Plein Air

En plein air is a French expression meaning “in the open air,” and refers to the act of painting outdoors with the artist’s subject in full view. Plein air artists capture the spirit and essence of a land­scape or sub­ject by incor­po­rat­ing nat­ural light, color and move­ment into their works.

Artists have long painted out­doors, but in the mid-1800s paint­ing land­scapes and other scenes on loca­tion finally became prac­ti­cal due to two impor­tant inven­tions: paints in tubes and the box easel. These highly portable easels, with telescopic legs and built-in paint box and palette, made treks into the forest and up the hillsides less onerous. Still made today, they remain a popular choice even for home use since they fold up to the size of a brief case and thus are easy to store.

French Impressionist painters such as Claude Monet, Camille Pissarro, and Pierre-Auguste Renoir advocated en plein air painting, and much of their work was done outdoors, in the diffuse light provided by a large white umbrella. In the second half of the nineteenth century and beginning of the twentieth century in Russia, painters such as Vasily Polenov, Isaac Levitan,Valentin Serov, Konstantin Korovin and I. E. Grabar were known for painting en plein air. American Impressionists, too, such as those of the Old Lyme school, were avid painters en plein air. American Impressionist painters noted for this style during this era included, Guy Rose, Robert William Wood, Mary DeNeale Morgan, John Gamble, and Arthur Hill Gilbert. The Canadian Group of Seven and Tom Thomson are examples of en plein air advocates.

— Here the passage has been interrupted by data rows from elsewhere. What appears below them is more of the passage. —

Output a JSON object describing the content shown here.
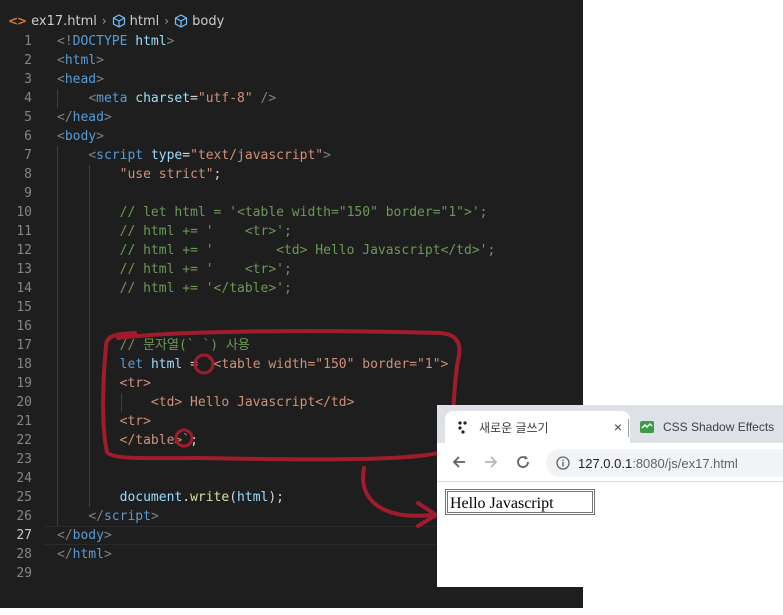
{
  "breadcrumb": {
    "file": "ex17.html",
    "items": [
      "html",
      "body"
    ]
  },
  "code_lines": [
    {
      "n": "1",
      "parts": [
        [
          "bracket",
          "<!"
        ],
        [
          "tag",
          "DOCTYPE"
        ],
        [
          "plain",
          " "
        ],
        [
          "attr",
          "html"
        ],
        [
          "bracket",
          ">"
        ]
      ]
    },
    {
      "n": "2",
      "parts": [
        [
          "bracket",
          "<"
        ],
        [
          "tag",
          "html"
        ],
        [
          "bracket",
          ">"
        ]
      ]
    },
    {
      "n": "3",
      "parts": [
        [
          "bracket",
          "<"
        ],
        [
          "tag",
          "head"
        ],
        [
          "bracket",
          ">"
        ]
      ]
    },
    {
      "n": "4",
      "parts": [
        [
          "plain",
          "    "
        ],
        [
          "bracket",
          "<"
        ],
        [
          "tag",
          "meta"
        ],
        [
          "plain",
          " "
        ],
        [
          "attr",
          "charset"
        ],
        [
          "plain",
          "="
        ],
        [
          "str",
          "\"utf-8\""
        ],
        [
          "plain",
          " "
        ],
        [
          "bracket",
          "/>"
        ]
      ]
    },
    {
      "n": "5",
      "parts": [
        [
          "bracket",
          "</"
        ],
        [
          "tag",
          "head"
        ],
        [
          "bracket",
          ">"
        ]
      ]
    },
    {
      "n": "6",
      "parts": [
        [
          "bracket",
          "<"
        ],
        [
          "tag",
          "body"
        ],
        [
          "bracket",
          ">"
        ]
      ]
    },
    {
      "n": "7",
      "parts": [
        [
          "plain",
          "    "
        ],
        [
          "bracket",
          "<"
        ],
        [
          "tag",
          "script"
        ],
        [
          "plain",
          " "
        ],
        [
          "attr",
          "type"
        ],
        [
          "plain",
          "="
        ],
        [
          "str",
          "\"text/javascript\""
        ],
        [
          "bracket",
          ">"
        ]
      ]
    },
    {
      "n": "8",
      "parts": [
        [
          "plain",
          "        "
        ],
        [
          "str",
          "\"use strict\""
        ],
        [
          "plain",
          ";"
        ]
      ]
    },
    {
      "n": "9",
      "parts": []
    },
    {
      "n": "10",
      "parts": [
        [
          "plain",
          "        "
        ],
        [
          "cmt",
          "// let html = '<table width=\"150\" border=\"1\">';"
        ]
      ]
    },
    {
      "n": "11",
      "parts": [
        [
          "plain",
          "        "
        ],
        [
          "cmt",
          "// html += '    <tr>';"
        ]
      ]
    },
    {
      "n": "12",
      "parts": [
        [
          "plain",
          "        "
        ],
        [
          "cmt",
          "// html += '        <td> Hello Javascript</td>';"
        ]
      ]
    },
    {
      "n": "13",
      "parts": [
        [
          "plain",
          "        "
        ],
        [
          "cmt",
          "// html += '    <tr>';"
        ]
      ]
    },
    {
      "n": "14",
      "parts": [
        [
          "plain",
          "        "
        ],
        [
          "cmt",
          "// html += '</table>';"
        ]
      ]
    },
    {
      "n": "15",
      "parts": []
    },
    {
      "n": "16",
      "parts": []
    },
    {
      "n": "17",
      "parts": [
        [
          "plain",
          "        "
        ],
        [
          "cmt",
          "// 문자열(` `) 사용"
        ]
      ]
    },
    {
      "n": "18",
      "parts": [
        [
          "plain",
          "        "
        ],
        [
          "kw",
          "let"
        ],
        [
          "plain",
          " "
        ],
        [
          "var",
          "html"
        ],
        [
          "plain",
          " = "
        ],
        [
          "str",
          "`<table width=\"150\" border=\"1\">"
        ]
      ]
    },
    {
      "n": "19",
      "parts": [
        [
          "plain",
          "        "
        ],
        [
          "str",
          "<tr>"
        ]
      ]
    },
    {
      "n": "20",
      "parts": [
        [
          "plain",
          "            "
        ],
        [
          "str",
          "<td> Hello Javascript</td>"
        ]
      ]
    },
    {
      "n": "21",
      "parts": [
        [
          "plain",
          "        "
        ],
        [
          "str",
          "<tr>"
        ]
      ]
    },
    {
      "n": "22",
      "parts": [
        [
          "plain",
          "        "
        ],
        [
          "str",
          "</table>`"
        ],
        [
          "plain",
          ";"
        ]
      ]
    },
    {
      "n": "23",
      "parts": []
    },
    {
      "n": "24",
      "parts": []
    },
    {
      "n": "25",
      "parts": [
        [
          "plain",
          "        "
        ],
        [
          "var",
          "document"
        ],
        [
          "plain",
          "."
        ],
        [
          "fn",
          "write"
        ],
        [
          "plain",
          "("
        ],
        [
          "var",
          "html"
        ],
        [
          "plain",
          ");"
        ]
      ]
    },
    {
      "n": "26",
      "parts": [
        [
          "plain",
          "    "
        ],
        [
          "bracket",
          "</"
        ],
        [
          "tag",
          "script"
        ],
        [
          "bracket",
          ">"
        ]
      ]
    },
    {
      "n": "27",
      "parts": [
        [
          "bracket",
          "</"
        ],
        [
          "tag",
          "body"
        ],
        [
          "bracket",
          ">"
        ]
      ]
    },
    {
      "n": "28",
      "parts": [
        [
          "bracket",
          "</"
        ],
        [
          "tag",
          "html"
        ],
        [
          "bracket",
          ">"
        ]
      ]
    },
    {
      "n": "29",
      "parts": []
    }
  ],
  "browser": {
    "tab_active_title": "새로운 글쓰기",
    "tab_close": "×",
    "tab_inactive_title": "CSS Shadow Effects",
    "url_host": "127.0.0.1",
    "url_path": ":8080/js/ex17.html",
    "page_cell_text": "Hello Javascript"
  },
  "colors": {
    "editor_bg": "#1e1e1e",
    "annotation": "#a01c2c",
    "tab_bar": "#dee1e6"
  }
}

The popularity of outdoor painting has endured throughout the 20th century and into the 21st century. This long-celebrated art form is the platform for countless festivals around the country – and the world – and we are honored to continue the tradition, as this will be the 6th year of plein air festivals in Aspen.